Tuesday, 27 October 2015

Branded Mild in 1953

Boak and Bailey reminded me of a source I’d neglected with a recent tweet. The Brewery Manual, a trade publication full of factual information. Right down my street.

Luckily, I could recall where I’d stashed my copies. Even better, one was from the 1950’s, the current focus of my obsession. I quickly got scanning. In particular a section I hadn’t noticed until Boak and Bailey pointed it out: a list of beer brand names.

Having spent a decade or more picking through analyses and looking at labels, most names aren’t new to me. A couple I’ve even drunk. Amongst the draught beers there are a few unfamiliar ones. And even amongst those I knew, there are those I would struggle to pin a style on.

I was slightly surprised to see so many branded Mild ales. Brewers often gave their Bitter a fancy name like London Pride, while imaginatively marketing their Mild as Mild. I will add one caveat: some of the classifications are rather, well, eccentric. Trubrown – Truman’s Brown Ale – is called a “Dark Ale” for some reason.

The beers come from all over the country. I was particularly surprised to see some from areas not traditionally that strong on Mild, such as South Yorkshire. Other points? Interesting to see Heavy used as a term for Mild. Plymouth Heavy is the only example I’d ever come across before.

I’d always considered Old Harry a Strong Brown Ale. Though it was parti-gyled with Mild. And there were several other beers called Amber Ale in the table, but only this one is classed as  Mild. Not the most consistent system they employed.

Anyway, here’s the table:

Branded Mild in 1953
Brewery Beer Type
Everards Brewery Old Bill's Brew Best Mild
Higson's Brewery Trojan Best mild and draught
W. Butler & Co. Molineux Bottled Mild Ale
S. A. Brain & Co. Red Dragon Dark Mild
Fuller, Smith & Turner Hock Draught Mild
B. Cunningham Golden Malt Mild
H. & G. Simonds Heavy Mild
H. & G. Simonds London Heavy Mild
Tennant Brothers Fltzalan Mild
Thomas Ramsden & Son  Stone Trough  Mild
Ind Coope & Allsopp John Bull Mild Ale
Nottingham Brewery Rock Mild Ale
Richard Whitaker & Sons Strong Shire Mild Ale
W. Butler & Co. Amber Ale Mild Ale
Fuller, Smith & Turner Old Harry Mild Ale, bottled
Norman & Pring City Special Mild Ale, bottled
Taylor, Walker & Co. Main Line Mild Ale, Cask
Buckley's Brewery Stradey Ale Mild, bottled
Duncan, Gilmour & Co. Crown Ale Mild, bottled
Timothy Taylor & Co. Northerner No. 1 Mild Ale
Wolverhampton & Dudley Fox Strong Mild Ale
Duncan Gilmour & Co. Hallamshlre Strong Mild draught
Duncan Gilmour & Co. Balaclava Strong mild, bottled
G. Ruddle & Co. Old Bob Strong Mild, bottled
Brewery Manual 1953-1954, pages 382 - 394.

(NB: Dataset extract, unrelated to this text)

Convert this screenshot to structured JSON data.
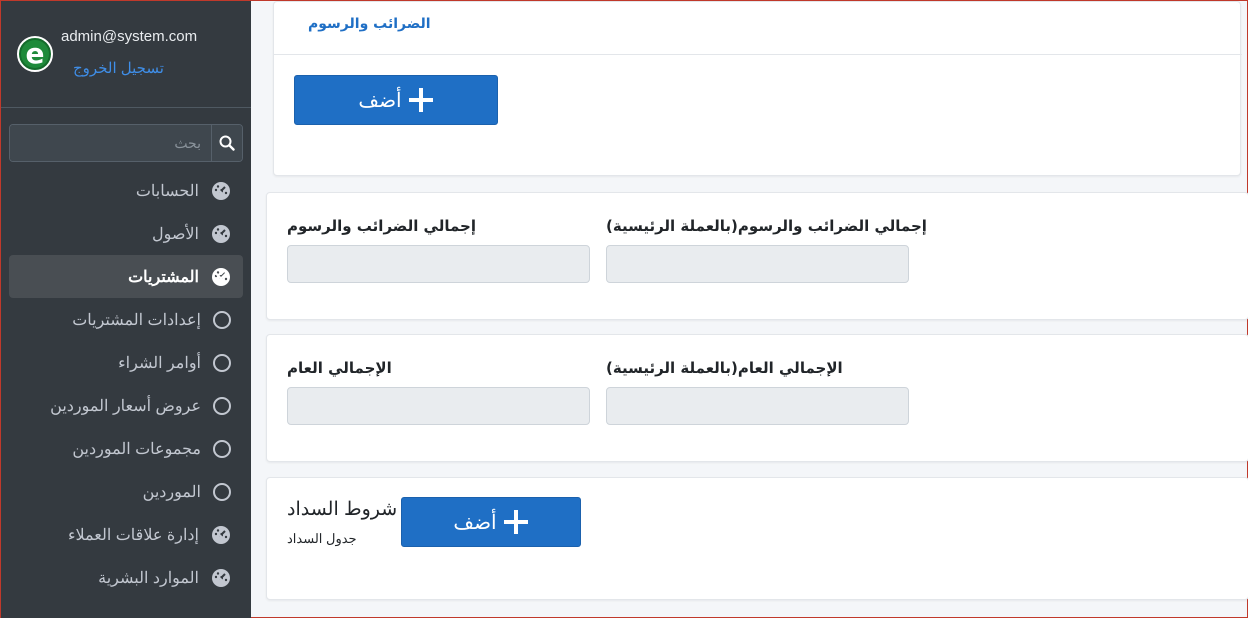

Any guesse whjich is the one I've drunk?

Plenty more still where this came from.


Anonymous said...

Nottingham Ron ???

Cheers, Benj65.

Anonymous said...

Ron , Nottingham brewery Rock mild is still being brewed. a small brewery bought the rights to the name Nottingham Brewery and with them came piles of records .

qq said...

In fact Simonds were brewing the original Plymouth Heavy - kind of. See https://books.google.co.uk/books?id=R1GoAwAAQBAJ&pg=PA49-IA57

In short - Heavy originated with the Tamar brewery by the dockyard which was known for its dark beers, whereas the Regent brewery was known for its pales. Tamar was bought by Simonds in 1919, Courage bought Simonds in 1960 and Plymouth Breweries (including the Regent) in 1970. Tamar was shut down in 1975 and Heavy transferred to the Regent. It sounds like a bit of a forgotten corner of the Courage empire that was largely left to do things the old way without too much interference from head office - with open fermenters, wooden casks and dray horses, it sounds a West Country equivalent of Sam Smith? Heavy was 1.032 og and coloured with roast barley rather than caramel, which contributed to the distinctive taste.

No idea what London Heavy was though.